When asked about what it's like to be in the ring, Yankello's face scrunched up and his head shook.
"Fighting a heavyweight?" he asked rhetorically. "Punches from men that tall that weigh 225 pounds are like dropping 25 pound dumbbells from 20 feet up. Most heavyweights throw punches that would kill an average human being.
"If a pro hit a guy on the street, it would leave him comatose. Think about how Mitch Green looked after fighting Tyson in the street."
After scrapping with Tyson bare-knuckled, Green's eye looked to be the size of a softball.
"Tyson just hit him with a short jab."
So it's no wonder Brock's strategy is to avoid punishment rather than absorb it, something Yankello thinks his fighter's fully capable of doing. As expected, he thinks Brock's the best fighter in the world.

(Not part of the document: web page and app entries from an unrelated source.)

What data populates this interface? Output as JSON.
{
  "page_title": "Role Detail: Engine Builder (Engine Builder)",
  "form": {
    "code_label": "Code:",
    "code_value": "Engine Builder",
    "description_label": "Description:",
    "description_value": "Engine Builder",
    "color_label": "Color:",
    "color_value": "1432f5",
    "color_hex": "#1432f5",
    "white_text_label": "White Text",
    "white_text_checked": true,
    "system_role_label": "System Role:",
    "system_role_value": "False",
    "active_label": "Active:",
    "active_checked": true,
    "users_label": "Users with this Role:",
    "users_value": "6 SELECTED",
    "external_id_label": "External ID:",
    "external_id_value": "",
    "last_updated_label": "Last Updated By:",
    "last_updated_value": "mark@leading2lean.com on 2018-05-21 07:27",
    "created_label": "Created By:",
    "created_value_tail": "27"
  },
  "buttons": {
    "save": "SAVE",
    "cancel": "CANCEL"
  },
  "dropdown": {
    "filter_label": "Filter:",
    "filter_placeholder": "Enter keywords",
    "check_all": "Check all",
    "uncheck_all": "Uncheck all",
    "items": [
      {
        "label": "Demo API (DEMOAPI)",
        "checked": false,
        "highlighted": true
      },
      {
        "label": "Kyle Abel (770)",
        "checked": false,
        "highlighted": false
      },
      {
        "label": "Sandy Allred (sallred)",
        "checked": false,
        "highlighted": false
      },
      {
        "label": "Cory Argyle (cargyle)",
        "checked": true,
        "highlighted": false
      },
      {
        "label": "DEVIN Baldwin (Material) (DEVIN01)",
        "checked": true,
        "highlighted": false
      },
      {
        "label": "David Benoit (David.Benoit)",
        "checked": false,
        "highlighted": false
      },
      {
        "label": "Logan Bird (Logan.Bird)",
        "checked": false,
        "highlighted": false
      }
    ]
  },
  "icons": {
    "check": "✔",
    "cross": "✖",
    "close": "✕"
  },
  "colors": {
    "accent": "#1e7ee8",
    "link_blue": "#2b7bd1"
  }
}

"He's well-rounded, has many dimensions. He can fight on the inside, on the outside. Good puncher, good boxer."
But Brock has taken some punishment in his career. He lost his first six amateur fights at age 12, and threw hands as a teenager against grown men.
"He ran into some hard-hitting ones," Calvance Brock said of his son.
Maybe Calvin Brock has chosen to forget those things. Maybe it's impossible to fight while thinking about getting hit, the same way it's impossible to tap dance while thinking about falling. Or maybe he's just so good that he hasn't taken serious licks since fighting those men when he was a tyke.
Or maybe he loves the game so much that he rolls the dice in the ring, even though he's fully aware of the risks.
His goal is to leave boxing "talking straight, walking straight, looking good."
Will he be able to pull that off? Saturday's fight will go a long way toward answering that question.